Mike Maka and Conrad Bizjak WAMA Mural

NATURE-INSPIRED ART MURALS, SET THE SCENE FOR THE FUTURE OF WAMA

Visual artists Mike Maka and Conrad Bizjak recently visited WAMA to paint 2 building murals inspired by the natural surroundings of the Grampians National Park (Gariwerd), complimenting the regions silo art tourism trail.

The artists were commissioned to paint 2 equipment buildings featuring nature-inspired art including Australian native flora and fauna that are indicative of the future of WAMA, to provide a nature-inspired art precinct that will boast a dedicated art gallery, learning and education spaces surrounded by botanic gardens and wetlands that nurtures and protects rare species of plants and animals.

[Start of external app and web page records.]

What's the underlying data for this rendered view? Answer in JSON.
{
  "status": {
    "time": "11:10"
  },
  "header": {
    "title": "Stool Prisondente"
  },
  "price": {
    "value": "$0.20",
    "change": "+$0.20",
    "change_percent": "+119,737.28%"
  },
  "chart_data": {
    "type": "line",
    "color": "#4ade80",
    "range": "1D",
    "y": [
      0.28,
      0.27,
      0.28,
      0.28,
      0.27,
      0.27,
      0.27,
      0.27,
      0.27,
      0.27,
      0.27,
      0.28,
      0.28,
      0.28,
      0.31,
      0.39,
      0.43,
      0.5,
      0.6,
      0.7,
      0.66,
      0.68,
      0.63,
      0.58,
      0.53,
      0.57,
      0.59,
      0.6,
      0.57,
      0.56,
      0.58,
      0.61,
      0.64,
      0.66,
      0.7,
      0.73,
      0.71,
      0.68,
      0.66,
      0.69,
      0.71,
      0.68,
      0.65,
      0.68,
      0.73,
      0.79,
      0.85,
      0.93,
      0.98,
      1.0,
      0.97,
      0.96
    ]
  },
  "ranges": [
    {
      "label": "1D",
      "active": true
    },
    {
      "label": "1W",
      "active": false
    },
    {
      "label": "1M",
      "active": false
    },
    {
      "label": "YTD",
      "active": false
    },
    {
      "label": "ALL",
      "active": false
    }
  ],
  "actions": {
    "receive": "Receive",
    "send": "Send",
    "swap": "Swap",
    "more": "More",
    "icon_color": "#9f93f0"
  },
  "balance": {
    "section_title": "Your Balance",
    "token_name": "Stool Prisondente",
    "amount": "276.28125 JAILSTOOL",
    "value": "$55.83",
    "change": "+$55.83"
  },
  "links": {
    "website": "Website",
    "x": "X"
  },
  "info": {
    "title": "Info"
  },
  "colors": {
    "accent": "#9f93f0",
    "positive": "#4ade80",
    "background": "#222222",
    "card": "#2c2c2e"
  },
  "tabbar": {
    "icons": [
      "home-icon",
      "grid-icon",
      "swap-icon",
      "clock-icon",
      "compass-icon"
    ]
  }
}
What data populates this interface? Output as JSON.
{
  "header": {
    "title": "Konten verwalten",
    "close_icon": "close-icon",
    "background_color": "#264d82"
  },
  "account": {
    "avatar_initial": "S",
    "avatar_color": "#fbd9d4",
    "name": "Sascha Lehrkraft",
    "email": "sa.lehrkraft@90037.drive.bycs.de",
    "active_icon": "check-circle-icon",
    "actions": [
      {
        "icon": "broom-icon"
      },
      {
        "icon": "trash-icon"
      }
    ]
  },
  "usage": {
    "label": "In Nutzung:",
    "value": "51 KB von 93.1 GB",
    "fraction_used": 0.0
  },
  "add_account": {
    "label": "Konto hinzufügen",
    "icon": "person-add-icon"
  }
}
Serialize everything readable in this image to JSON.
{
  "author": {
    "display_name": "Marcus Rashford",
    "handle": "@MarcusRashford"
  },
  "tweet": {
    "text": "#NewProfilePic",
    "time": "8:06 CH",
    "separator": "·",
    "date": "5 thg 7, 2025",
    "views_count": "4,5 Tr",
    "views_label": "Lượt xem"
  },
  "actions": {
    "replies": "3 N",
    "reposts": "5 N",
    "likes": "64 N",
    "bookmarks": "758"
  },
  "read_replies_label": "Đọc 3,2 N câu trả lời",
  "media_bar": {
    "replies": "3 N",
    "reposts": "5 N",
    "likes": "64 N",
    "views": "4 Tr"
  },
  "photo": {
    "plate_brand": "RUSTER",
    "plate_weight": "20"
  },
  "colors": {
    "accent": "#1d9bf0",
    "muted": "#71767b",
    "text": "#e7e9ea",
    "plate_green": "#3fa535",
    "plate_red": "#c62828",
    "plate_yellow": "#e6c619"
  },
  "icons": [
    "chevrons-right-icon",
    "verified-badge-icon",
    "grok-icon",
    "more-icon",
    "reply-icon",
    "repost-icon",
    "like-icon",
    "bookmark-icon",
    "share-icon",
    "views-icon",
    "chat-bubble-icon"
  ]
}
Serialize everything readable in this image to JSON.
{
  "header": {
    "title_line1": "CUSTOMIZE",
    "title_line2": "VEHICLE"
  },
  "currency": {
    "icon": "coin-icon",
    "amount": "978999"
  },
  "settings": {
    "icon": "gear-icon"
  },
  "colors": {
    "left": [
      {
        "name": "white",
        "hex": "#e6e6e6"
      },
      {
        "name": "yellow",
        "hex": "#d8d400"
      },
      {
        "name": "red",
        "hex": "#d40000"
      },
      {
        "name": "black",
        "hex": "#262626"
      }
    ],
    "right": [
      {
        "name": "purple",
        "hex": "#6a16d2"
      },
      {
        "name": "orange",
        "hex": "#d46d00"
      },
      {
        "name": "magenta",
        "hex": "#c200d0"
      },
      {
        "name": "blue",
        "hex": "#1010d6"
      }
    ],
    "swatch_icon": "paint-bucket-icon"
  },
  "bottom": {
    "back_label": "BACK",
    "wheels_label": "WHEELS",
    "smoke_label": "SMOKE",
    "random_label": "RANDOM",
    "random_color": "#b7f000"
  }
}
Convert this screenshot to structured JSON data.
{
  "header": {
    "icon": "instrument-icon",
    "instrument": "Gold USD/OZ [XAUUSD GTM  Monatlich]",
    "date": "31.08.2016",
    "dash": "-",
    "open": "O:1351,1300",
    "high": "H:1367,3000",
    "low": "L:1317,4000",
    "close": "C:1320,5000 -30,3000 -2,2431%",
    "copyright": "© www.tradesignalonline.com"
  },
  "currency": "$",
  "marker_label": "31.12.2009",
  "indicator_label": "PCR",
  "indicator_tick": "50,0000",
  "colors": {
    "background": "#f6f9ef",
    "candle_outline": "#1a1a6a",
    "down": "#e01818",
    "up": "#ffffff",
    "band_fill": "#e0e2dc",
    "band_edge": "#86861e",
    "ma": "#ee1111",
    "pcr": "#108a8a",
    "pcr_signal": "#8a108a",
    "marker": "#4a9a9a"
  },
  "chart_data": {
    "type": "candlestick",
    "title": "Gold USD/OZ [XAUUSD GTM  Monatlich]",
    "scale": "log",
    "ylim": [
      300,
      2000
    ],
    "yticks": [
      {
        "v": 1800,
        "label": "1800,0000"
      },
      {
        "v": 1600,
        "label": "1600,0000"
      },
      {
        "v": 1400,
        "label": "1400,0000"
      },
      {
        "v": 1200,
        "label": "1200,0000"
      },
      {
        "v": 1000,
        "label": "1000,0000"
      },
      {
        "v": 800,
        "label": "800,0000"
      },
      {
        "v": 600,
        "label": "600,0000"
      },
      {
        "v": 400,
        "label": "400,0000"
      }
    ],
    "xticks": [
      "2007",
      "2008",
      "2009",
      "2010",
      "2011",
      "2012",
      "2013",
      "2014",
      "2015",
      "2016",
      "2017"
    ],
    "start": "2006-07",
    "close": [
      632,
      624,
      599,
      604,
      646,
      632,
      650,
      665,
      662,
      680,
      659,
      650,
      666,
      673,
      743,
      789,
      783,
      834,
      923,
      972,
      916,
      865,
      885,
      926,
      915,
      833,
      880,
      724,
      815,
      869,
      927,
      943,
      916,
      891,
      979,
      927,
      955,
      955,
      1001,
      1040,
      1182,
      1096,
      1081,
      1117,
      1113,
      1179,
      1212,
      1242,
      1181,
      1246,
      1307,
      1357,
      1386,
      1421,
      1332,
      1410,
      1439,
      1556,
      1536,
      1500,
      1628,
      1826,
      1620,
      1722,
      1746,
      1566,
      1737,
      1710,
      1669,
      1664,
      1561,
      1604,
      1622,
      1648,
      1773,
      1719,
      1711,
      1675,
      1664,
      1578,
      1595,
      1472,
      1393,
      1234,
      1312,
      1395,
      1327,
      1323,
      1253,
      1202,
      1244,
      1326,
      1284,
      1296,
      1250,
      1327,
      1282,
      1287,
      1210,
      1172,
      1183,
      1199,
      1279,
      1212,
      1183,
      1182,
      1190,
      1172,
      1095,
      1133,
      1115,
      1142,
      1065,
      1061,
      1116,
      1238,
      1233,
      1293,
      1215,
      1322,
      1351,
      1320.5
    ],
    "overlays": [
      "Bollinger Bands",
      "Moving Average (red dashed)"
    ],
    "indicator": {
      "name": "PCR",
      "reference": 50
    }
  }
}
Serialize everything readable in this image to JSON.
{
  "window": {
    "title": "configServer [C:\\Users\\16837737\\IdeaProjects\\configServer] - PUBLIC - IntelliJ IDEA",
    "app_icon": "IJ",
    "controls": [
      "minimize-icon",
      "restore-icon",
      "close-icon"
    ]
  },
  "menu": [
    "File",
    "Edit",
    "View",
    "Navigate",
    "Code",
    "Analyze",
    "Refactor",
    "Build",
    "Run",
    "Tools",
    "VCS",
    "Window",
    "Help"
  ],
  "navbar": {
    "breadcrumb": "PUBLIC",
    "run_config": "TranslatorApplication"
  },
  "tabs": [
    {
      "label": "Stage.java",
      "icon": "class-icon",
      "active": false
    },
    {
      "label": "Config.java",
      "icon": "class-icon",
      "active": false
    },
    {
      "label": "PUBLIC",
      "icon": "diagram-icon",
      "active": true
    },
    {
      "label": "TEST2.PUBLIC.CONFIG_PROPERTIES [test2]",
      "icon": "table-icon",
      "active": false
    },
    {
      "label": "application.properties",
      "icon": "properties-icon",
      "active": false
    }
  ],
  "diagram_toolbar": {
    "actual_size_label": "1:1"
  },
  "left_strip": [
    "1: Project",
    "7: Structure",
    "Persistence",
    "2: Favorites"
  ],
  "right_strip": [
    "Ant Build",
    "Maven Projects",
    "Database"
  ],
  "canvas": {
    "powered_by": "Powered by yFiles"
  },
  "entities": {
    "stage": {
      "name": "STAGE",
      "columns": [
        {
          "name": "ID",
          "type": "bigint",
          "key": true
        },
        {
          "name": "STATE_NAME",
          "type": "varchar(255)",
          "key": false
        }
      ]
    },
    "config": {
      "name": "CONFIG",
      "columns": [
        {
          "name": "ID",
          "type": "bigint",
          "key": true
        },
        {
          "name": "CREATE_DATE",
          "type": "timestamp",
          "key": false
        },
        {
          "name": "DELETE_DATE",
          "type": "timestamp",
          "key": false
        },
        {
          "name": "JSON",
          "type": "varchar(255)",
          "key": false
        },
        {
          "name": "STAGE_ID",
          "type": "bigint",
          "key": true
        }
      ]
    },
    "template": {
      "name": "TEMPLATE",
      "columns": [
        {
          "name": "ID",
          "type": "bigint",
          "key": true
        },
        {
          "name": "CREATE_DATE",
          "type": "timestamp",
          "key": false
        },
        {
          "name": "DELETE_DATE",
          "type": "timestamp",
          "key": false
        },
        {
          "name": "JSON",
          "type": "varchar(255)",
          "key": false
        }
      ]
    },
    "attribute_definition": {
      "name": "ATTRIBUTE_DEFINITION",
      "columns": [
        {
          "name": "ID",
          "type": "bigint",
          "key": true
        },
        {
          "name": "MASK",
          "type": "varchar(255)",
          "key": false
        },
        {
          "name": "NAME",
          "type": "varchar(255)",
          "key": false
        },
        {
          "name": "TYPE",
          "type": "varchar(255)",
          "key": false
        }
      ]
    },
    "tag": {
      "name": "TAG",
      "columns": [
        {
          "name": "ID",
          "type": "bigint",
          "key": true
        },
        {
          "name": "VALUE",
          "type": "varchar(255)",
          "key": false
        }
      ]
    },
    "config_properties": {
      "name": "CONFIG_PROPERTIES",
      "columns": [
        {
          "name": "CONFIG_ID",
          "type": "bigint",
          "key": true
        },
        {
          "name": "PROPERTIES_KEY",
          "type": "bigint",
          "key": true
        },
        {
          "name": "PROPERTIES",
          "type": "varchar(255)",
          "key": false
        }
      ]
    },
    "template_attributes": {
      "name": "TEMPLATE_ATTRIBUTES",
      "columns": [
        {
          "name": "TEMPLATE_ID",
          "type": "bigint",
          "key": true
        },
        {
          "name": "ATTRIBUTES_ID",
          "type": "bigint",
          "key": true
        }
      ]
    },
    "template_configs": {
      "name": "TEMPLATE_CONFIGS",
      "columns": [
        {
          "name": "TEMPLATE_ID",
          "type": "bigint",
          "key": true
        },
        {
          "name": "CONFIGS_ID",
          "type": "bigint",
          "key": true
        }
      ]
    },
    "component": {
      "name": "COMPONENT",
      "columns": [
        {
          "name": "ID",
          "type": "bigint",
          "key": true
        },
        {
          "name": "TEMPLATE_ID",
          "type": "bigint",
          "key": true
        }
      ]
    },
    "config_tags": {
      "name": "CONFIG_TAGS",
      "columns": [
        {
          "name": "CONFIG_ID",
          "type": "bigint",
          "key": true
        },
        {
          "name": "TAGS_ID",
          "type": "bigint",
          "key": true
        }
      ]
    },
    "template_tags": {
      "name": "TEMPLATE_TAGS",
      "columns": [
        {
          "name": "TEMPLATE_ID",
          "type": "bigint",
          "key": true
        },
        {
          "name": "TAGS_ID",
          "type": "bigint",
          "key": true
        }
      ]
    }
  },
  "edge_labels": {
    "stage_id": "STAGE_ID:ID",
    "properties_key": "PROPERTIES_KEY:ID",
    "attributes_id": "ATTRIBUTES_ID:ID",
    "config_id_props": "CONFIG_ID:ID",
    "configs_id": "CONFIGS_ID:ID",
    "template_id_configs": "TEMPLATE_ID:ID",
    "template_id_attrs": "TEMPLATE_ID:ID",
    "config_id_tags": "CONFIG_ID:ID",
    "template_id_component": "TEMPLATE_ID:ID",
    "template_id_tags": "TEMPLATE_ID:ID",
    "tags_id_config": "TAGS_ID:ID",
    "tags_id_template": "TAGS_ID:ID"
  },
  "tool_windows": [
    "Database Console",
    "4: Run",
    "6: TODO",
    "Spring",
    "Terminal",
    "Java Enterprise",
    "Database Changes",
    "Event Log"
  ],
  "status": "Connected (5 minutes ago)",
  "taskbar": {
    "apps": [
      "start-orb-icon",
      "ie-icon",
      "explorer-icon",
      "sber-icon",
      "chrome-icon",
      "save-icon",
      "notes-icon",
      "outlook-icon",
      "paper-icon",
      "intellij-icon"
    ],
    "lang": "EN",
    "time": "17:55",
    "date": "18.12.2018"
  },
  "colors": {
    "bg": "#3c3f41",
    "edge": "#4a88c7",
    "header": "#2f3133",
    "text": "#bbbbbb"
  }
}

“We are thrilled and excited that both Mike and Conrad have created these stunning murals on the WAMA site.” said Glenda Lewin, Patron, WAMA Foundation.   

“These murals represent the important interconnection between art, the natural environment, and set the scene of what is to come in the near future for WAMA. 

“They will also be a wonderful local adjunct to the regions silo art trail that has gained much momentum in the past years, and we are excited to bring a piece of that here to WAMA and the Grampians.”

The artist’s inspiration was drawn from spending time exploring the Grampians, talking to local botanists and wildlife experts in preparation and research for the murals. 

“For this mural I’ve aimed to represent some of the beauty of the natural surroundings of the Grampians region” said Artist, Mike Maka.

“Some of the photos I’ve used for reference I’ve either taken myself while hiking, in the garden of a local botanist or supplied to me by a local nature photography enthusiast John Tiddy.  I’ve used John’s photos as reference for the Brown Tree Frog and the two birds: the Welcome Swallow and the Wedge Tail Eagle also known as Bunjil the Creator, which I understand is of strong significance to many Traditional Owners around Victoria and the local indigenous groups of the area, that I wanted to pay respect to.”

“A huge thanks to the WAMA team and I’m looking forward to seeing the place transform over time.”

Stage One of the murals has taken five days to paint using a mixture of acrylic with brush and aerosol.

Mike Maka is a Melbourne based visual artist who works in a variety of media, mainly on walls, buildings and street art.

Some of Mike’s recent works include being involved in the Australian Silo Art Trail, this year’s Australian Open Tennis and various nature-based street and wall art working both nationally and internationally.